Au Bord de L’Eau – can you explain the fragrance? You didn’t go down the usual path of Top/Heart and Base notes, so how did you interpret this idea in the fragrance?
Au Bord de l'eau is inspired by the eponymous painting of Claude Monet in multiple ways, oscillating between apparent realism and suggested impression. Pigments are materialized by movements of natural textures. Zest of bergamot and lemon mix their fresh vapors with the petals of the Bitter Orange. The vegetal carpet is drawn with a touch of rosemary, a hint of violet and perhaps also iris. Downy musks blur the contours. The aqueous sensation remains imprecise and yet vibrates in a shiver of raw ingredients.
Sur L’Herbe – can you explain the fragrance? It is a modern vision of a lunch in the park, on the grass, how did you go about this?
Déjeuner sur l’Herbe is inspired by Edouard Manet and evokes a bucolic atmosphere.
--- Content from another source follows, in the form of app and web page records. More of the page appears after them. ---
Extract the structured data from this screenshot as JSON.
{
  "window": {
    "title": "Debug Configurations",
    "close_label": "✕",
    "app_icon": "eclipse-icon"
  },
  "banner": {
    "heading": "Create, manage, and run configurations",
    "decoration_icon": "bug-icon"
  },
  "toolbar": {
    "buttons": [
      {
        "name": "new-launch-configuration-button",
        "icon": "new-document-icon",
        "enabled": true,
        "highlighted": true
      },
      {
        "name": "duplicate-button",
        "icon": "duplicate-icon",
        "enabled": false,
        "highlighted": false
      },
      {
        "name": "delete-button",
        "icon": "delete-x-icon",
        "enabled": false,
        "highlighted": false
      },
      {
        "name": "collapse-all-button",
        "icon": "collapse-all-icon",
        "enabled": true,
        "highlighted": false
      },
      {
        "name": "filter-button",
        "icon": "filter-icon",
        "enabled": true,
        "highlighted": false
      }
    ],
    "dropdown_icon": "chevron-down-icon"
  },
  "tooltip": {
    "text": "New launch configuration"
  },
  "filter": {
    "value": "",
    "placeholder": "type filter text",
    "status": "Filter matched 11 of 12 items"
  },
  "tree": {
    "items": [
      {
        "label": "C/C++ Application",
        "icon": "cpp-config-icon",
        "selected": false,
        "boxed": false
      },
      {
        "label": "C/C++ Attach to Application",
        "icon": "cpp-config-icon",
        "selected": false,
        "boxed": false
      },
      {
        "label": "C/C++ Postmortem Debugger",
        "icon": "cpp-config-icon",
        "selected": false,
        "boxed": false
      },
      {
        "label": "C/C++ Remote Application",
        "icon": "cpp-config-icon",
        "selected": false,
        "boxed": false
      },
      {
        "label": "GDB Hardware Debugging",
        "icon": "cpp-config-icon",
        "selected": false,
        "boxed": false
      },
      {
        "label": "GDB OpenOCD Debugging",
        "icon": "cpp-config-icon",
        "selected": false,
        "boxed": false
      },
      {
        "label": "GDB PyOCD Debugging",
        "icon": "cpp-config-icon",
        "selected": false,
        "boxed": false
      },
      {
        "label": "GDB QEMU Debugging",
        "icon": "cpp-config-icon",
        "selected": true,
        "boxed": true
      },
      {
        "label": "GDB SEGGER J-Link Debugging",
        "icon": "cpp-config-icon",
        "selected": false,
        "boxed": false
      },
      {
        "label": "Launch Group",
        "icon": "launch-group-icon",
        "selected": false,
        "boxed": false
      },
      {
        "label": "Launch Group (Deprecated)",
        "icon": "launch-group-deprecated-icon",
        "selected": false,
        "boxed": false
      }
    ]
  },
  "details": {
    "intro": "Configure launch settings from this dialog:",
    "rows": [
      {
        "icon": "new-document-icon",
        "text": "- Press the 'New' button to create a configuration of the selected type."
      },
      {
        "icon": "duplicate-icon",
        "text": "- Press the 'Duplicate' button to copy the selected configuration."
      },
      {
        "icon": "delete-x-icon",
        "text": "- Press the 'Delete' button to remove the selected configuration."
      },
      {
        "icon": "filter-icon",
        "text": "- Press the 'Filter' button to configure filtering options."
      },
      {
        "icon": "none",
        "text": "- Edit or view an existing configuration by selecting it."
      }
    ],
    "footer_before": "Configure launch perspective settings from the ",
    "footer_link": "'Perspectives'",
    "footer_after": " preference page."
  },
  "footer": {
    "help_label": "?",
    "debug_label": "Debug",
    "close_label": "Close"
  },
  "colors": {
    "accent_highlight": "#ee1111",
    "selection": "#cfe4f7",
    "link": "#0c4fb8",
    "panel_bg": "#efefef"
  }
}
Freshness and nature arise in contrast in a spirit of raw modernity. The reinvented Neroli is injected with an overdose of light. The warmth of the sun caresses the amber and musky tones with great freedom. A puff of oxygen, transparent and brilliant, suddenly crosses the picture, blowing on this springtime landscape with soft green tones.
Why is perfume a good vehicle for storytelling?
Perfume, as story narration, invokes emotions. The perfume reveals its inspiration and its construction. It has been fed from stories, from the past or the future. Loaded with memory, we entrust our hopes of tomorrow.
What perfume would you most like to have created?
Féminité du Bois de Shiseido. It has never been among the great successes of perfumery but it has left a strong impression at the time for its audacity. It suggested to women a very woody signature, a break at a time where genders were not mixed. Its outstanding sensuality had borrowed from Femme de Rochas a few spicy aspects such as the Prunol, with an approach of an absolute modernity.
What is your "go to" raw material?
Ambrox and patchouli.
At what stage of your life did you know you wanted to become a nose?
I frequently said, as a well-known comic book hero, that I "fell into it" from a young age.... My future really became clear during my teenage years, when I was 17, when I had discovered all the transformation stages of natural products into precious essences.
If you hadn’t become a nose, what would you have liked to be?
Being a lover of speed and cars, I could imagine myself as a Formula 1 driver.
Are you affected at all by the design of a bottle, either before or after the creation of a juice?
It is rare for the bottle to be shown to the perfumer when starting a project. Its shape, contours and design have a strong influence on my creation and will certainly guide it if my work is not over when I discover the bottle. The perfumer never stops looking for the perfect match with the project. The bottle being the juice’s precious case, it is particularly important.
What is your favourite bottle design?
I like simplicity, which I think often favours the most elegant forms. The weight of glass makes it possible to translate the concept of luxury and I attach great importance to its practical aspect.
What is your life credo?
As a true Epicurean, I seem to have a certain talent for enjoying the delicacies offered by life and appreciating them. I also admit an inclination to often aim at the moon. At worst, when I do not reach it, I find myself already lucky to be familiar with the stars.